Although mites are too small to spot easily with an unaided eye, a close inspection under a strong light should reveal their activities and even the movements of the adults on the skin.
Fleas are easy to see even with a bare eye as they are bigger than mites.
5. Damaged Weathers and/or Droopy Demeanor
If the fleas are left unremoved for a long time, and the infestation increases, the damage on the skin and feathers can become more profound.
How to Eliminate Fleas
If you find fleas on one bird in a flock, the rest are almost certainly infected.
Therefore, if you have more than one bird, start by separating them to limit spread and reinfection.
Proceed to clean their toys and cage before embarking on treatment.
You will need to use a disinfectant to kill the eggs and other infectious debris.
You can start by scrubbing the cage with white vinegar, boiling water, and F10 veterinary-grade cleaner.
When it comes to treatment, the best way is the veterinary route.
Parakeets don’t respond well to most chemicals and fumes, meaning it would be risky to introduce them to any medicinal substance without the guidance of your vet.
Refrain from medications designed for parrots – ensure the formula is specifically made for parakeets.
Because of the complicated nature of flea attacks (clustering around the eyes) and the need for proper dosing, it is recommended you leave the whole treatment exercise to a qualified pet.
Most of the flea removers used to treat birds come with carbaryl or pyrethrins. These compounds are some of the most effective out there, but should not be excessively on parakeets.
What Are the Home Remedies?
While it’s recommended you take your bird to the vet for treatment, there are few home remedies you can use to ease the situation as you prepare for the appointment.
1. Salt + Boric Acid
Perhaps the least costly and safest way of freeing your birds from this torment is to mix salt and boric acid without adding water.
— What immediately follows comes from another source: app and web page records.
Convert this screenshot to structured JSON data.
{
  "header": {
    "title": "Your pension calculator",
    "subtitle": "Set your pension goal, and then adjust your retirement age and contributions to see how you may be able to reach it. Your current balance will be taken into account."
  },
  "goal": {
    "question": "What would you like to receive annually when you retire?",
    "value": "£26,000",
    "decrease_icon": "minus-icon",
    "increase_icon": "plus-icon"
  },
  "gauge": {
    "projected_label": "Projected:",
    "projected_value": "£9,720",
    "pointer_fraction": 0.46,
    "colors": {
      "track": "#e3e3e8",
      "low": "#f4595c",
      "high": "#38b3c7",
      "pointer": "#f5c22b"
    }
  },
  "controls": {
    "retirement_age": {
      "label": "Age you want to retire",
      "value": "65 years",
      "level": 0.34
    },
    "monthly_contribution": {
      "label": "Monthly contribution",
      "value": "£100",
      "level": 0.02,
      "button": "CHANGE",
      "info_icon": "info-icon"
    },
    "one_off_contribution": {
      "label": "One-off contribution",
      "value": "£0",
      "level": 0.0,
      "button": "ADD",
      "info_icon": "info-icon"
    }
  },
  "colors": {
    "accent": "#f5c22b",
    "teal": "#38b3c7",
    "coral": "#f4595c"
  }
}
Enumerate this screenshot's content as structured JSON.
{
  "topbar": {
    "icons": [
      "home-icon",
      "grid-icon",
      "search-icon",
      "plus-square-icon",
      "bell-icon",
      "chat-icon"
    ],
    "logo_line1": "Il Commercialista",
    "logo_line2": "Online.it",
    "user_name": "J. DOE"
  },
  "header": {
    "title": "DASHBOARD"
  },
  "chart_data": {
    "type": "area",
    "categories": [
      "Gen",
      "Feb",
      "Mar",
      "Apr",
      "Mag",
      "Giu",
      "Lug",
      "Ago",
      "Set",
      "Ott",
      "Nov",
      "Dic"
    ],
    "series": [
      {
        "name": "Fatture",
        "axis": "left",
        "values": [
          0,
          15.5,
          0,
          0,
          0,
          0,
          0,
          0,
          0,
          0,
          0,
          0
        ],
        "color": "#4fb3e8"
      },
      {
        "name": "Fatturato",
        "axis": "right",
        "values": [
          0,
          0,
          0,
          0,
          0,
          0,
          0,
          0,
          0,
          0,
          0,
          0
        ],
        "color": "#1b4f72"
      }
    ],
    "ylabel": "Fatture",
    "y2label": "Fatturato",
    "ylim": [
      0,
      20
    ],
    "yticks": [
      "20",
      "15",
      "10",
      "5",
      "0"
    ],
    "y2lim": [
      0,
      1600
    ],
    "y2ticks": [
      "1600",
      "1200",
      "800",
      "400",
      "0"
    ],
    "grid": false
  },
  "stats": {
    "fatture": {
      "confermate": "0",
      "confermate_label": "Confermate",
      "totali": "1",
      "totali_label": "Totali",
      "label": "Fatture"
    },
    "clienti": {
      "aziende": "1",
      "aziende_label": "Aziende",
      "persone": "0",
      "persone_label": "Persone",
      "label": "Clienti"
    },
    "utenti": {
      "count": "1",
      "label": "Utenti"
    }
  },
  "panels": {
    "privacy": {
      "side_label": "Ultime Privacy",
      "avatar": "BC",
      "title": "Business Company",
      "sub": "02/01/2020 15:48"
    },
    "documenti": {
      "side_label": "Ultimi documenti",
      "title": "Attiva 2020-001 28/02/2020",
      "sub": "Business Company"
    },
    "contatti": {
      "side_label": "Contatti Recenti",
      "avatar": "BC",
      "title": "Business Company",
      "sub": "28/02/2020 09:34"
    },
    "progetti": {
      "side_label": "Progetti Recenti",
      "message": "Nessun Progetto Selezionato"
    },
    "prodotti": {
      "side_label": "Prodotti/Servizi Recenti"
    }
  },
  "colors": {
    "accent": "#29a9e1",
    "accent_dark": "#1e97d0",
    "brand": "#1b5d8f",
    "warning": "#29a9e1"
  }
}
Take your powder and spray it on all surfaces used by your pets.
Boric acid is harmless to pets, so you can lightly sprinkle it in the wings and feathers of your bird without worry.
Being a desiccant, Boric acid will dry the skin and deprive the flea of essential moisture they need to adhere and keep sucking blood from the host.
Better yet, boric acid help alleviates the effect of the flea attack on the scales and helps reduce the redness on the skin.
2. Soap Water Method
If you’ve established that some areas of your home are infested with fleas more than others, place a bowl of cold soapy water in the corner or anywhere nearby.
Add a lamp and let them stay. At night, fleas will leap into the bowl from their hiding spots and drown.
3. Vacuum Cleaning
Vacuuming the surfaces is effective for egg removal, especially on beddings, upholstery, and carpets.
The collected debris should be sealed in a plastic bag and disposed of away from the house.
4. Insect Growth Regulators
Another great way to prevent the eggs from ever hatching is to sprinkle an insect growth hormone on surfaces.
They help keep the population of the offending fleas at the minimum and make their elimination a little easier.
You can start with Pyroproxifen and Methoprene.
5. Natural Insecticides
Go for a quick natural insecticide: Citronella oil, citrus peels, eucalyptus oil, and balsam, tea tree oil, etc.
6. Basic Sanitary Measures
You can keep your home flea-free if you keep it clean at all times.
Wash your stuff often. Disinfect surfaces once in a while.
Keep the space dust-free.
So, do budgies get fleas? In one word – “Yes.” Sticktight flea, or Echidnophaga gallinacean, attacks parakeets more than any other domestic bird.
They have been found to invade horses, canines, turkeys, chickens, and even cats as well but to a lesser extent. considerable discomfort and scarring on the skin.
There are actually many types of pet fleas out there but the most common are the members of the not-so-large Ctenocephalides genus.
This genus prefers to attack dogs and cats (C. felis and C. canis). While they are commonplace, they seldom land on a parakeet.